Investigators also said the place’s kitchen was closed and there was no evidence of food being served, in addition to “numerous patrons entering and exiting the premises with open containers.” Police officers dispersed the crowd and issued a summons for violations of the governor’s pandemic executive orders.
Five days later, the State Liquor Authority voted to summarily suspend Fat Buddha’s liquor license.
The story was similar for Lower East Side bar Rochelle’s, at 19 Stanton St., at Chrystie St., which was also visited by task force investigators on Oct. 9 and also had its license iced on Oct. 14.
Investigators said they observed “seven patrons standing and mingling inside without facial coverings. A security guard at the door and the premises’ manager were also observed without facial coverings.”
In addition, according to the governor’s press release, “The business was operating well past the midnight cutoff for indoor service in New York City, with investigators finding no evidence of substantial food being served — in direct violation of guidelines created to prevent congregation and mingling that have led to COVID-19 spikes in other states.”
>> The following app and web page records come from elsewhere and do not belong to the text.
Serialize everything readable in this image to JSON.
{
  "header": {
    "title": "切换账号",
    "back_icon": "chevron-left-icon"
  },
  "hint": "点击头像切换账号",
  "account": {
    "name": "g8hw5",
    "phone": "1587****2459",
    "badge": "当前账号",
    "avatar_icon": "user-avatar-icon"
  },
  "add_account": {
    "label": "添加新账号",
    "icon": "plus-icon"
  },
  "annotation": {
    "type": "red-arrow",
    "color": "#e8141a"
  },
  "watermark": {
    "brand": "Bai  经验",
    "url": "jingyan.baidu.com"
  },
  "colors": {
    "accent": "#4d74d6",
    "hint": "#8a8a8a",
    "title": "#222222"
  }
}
The two suspensions were among 21 slapped on bars and restaurants around the state for “egregious violations” in the latest crackdown by Cuomo and the S.L.A. as COVID infection rates have begun to creep back up. Three of the establishments were allegedly illegally operating within “focus zones” designated by the state as part of its strategy to combat COVID micro-clusters.
The new suspensions bring the total number of liquor licenses suspended in the Empire State during the pandemic to 238. In total, 1,362 charges have been filed against bars and restaurants for violating COVID-related rules. Businesses found flouting the regulations face fines up to $10,000 per violation, while egregious violations can result in immediate suspension of a bar or restaurant’s liquor license. Back in August, The White House Tavern, at Hudson and W. 10th Sts., for example, had its license suspended and was slapped with a $50,000 fine.
“Rules are only as good as enforcement, and as we have ramped up checks on bars and restaurants, compliance has increased, creating a safer environment for everyone,” Cuomo said. “A small number of business owners still don’t think the rules apply to them — even in focus zones where the state has tracked increased spread — and these suspensions should serve as a reminder that we will take action against those who callously put New Yorkers in harm’s way.
“As we continue to fight clusters across the state, bar and restaurant owners should know that the state’s task force will keep enforcing the law, and if they do not follow the rules they will lose their right to serve alcohol.”
Vincent Bradley, the chairperson of the State Liquor Authority, added, “The increase in compliance we’ve seen is encouraging but not surprising, given the fact the overwhelming majority of bar and restaurant owners are hard-working, conscientious operators that put the health of their employees, patrons and communities first. However, as the risks associated with noncompliance by just a few bad actors remains high, the task force will continue our work to ensure a handful of reckless business owners do not halt or reverse our state’s progress.”